Responsible use of Social Media

The use of social media is wide spread and regardless of what we personally think of this medium it is here to stay and is the way that a large portion of the worlds population communicates. This includes our students. If our students are on Facebook then we should educate them about Facebook, if our students use mobile phones then we should educate them about the use of mobile phones. I use Facebook and mobile phones as examples because I would be surprised if their were more popular mediums among teenagers (and younger) for sharing comments and images.

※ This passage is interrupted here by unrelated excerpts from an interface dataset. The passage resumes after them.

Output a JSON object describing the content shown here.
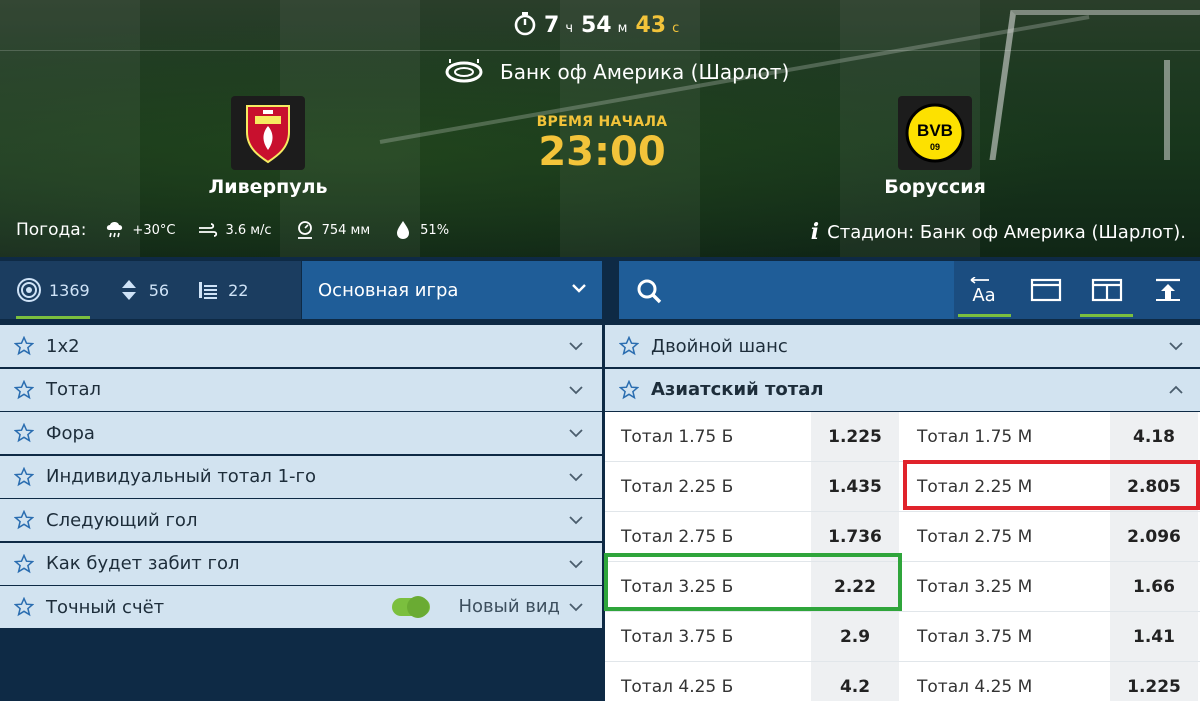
{
  "countdown": {
    "hours": "7",
    "hours_unit": "ч",
    "minutes": "54",
    "minutes_unit": "м",
    "seconds": "43",
    "seconds_unit": "с"
  },
  "venue": "Банк оф Америка (Шарлот)",
  "home_team": "Ливерпуль",
  "away_team": "Боруссия",
  "kickoff": {
    "label": "ВРЕМЯ НАЧАЛА",
    "time": "23:00"
  },
  "weather": {
    "label": "Погода:",
    "temperature": "+30°C",
    "wind": "3.6 м/с",
    "pressure": "754 мм",
    "humidity": "51%"
  },
  "stadium_label": "Стадион: Банк оф Америка (Шарлот).",
  "toolbar": {
    "stats": [
      {
        "icon": "target-icon",
        "value": "1369"
      },
      {
        "icon": "updown-icon",
        "value": "56"
      },
      {
        "icon": "stats-list-icon",
        "value": "22"
      }
    ],
    "game_select": "Основная игра",
    "font_tool": "Aa"
  },
  "left_markets": [
    "1x2",
    "Тотал",
    "Фора",
    "Индивидуальный тотал 1-го",
    "Следующий гол",
    "Как будет забит гол",
    "Точный счёт"
  ],
  "new_view_label": "Новый вид",
  "right_markets": {
    "double_chance": "Двойной шанс",
    "asian_total": "Азиатский тотал"
  },
  "asian_total_rows": [
    {
      "over_label": "Тотал 1.75 Б",
      "over_odds": "1.225",
      "under_label": "Тотал 1.75 М",
      "under_odds": "4.18"
    },
    {
      "over_label": "Тотал 2.25 Б",
      "over_odds": "1.435",
      "under_label": "Тотал 2.25 М",
      "under_odds": "2.805"
    },
    {
      "over_label": "Тотал 2.75 Б",
      "over_odds": "1.736",
      "under_label": "Тотал 2.75 М",
      "under_odds": "2.096"
    },
    {
      "over_label": "Тотал 3.25 Б",
      "over_odds": "2.22",
      "under_label": "Тотал 3.25 М",
      "under_odds": "1.66"
    },
    {
      "over_label": "Тотал 3.75 Б",
      "over_odds": "2.9",
      "under_label": "Тотал 3.75 М",
      "under_odds": "1.41"
    },
    {
      "over_label": "Тотал 4.25 Б",
      "over_odds": "4.2",
      "under_label": "Тотал 4.25 М",
      "under_odds": "1.225"
    }
  ],
  "colors": {
    "accent_gold": "#f2c33a",
    "toolbar_blue": "#1f5d98",
    "market_row": "#d2e3f0",
    "highlight_red": "#e0232b",
    "highlight_green": "#2fa53b",
    "active_green": "#7bbf3e"
  }
}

When it all goes wrong and an image is posted which shames or embarrasses others or themselves our reactions as adults can be very condemning, “Why would you do that?” “Didn’t you realise the consequences?” I think it can be easy to sit back and think that the last couple of generations of kids are Internet savvy and automatically know what to do when using social networks because they have grown up with it. I also think this is an incorrect assumption. As parents and teachers we need to guide kids on how to use social media responsibly. Below are a couple of resources which could help teachers to do this. Do you have students in your class on Facebook and using mobile phones? If the answer is yes how do you help them use these tools responsibly?

I have collected a couple of resources for teaching digital literacy and citizenship and created links to them below.

The poster below is not easily readable in this post but you should get the idea. It would be a great starting point for discussion with students who post images and comments online. Common Sense Media – Digital Citizenship poster quality version – (click here to go to their site for a downloadable version of the poster).













Common Sense media digital literacy and citizenship curriculum K-5

Common Sense media digital literacy and citizenship curriculum 6-8

Common Sense media digital literacy and citizenship curriculum 9-12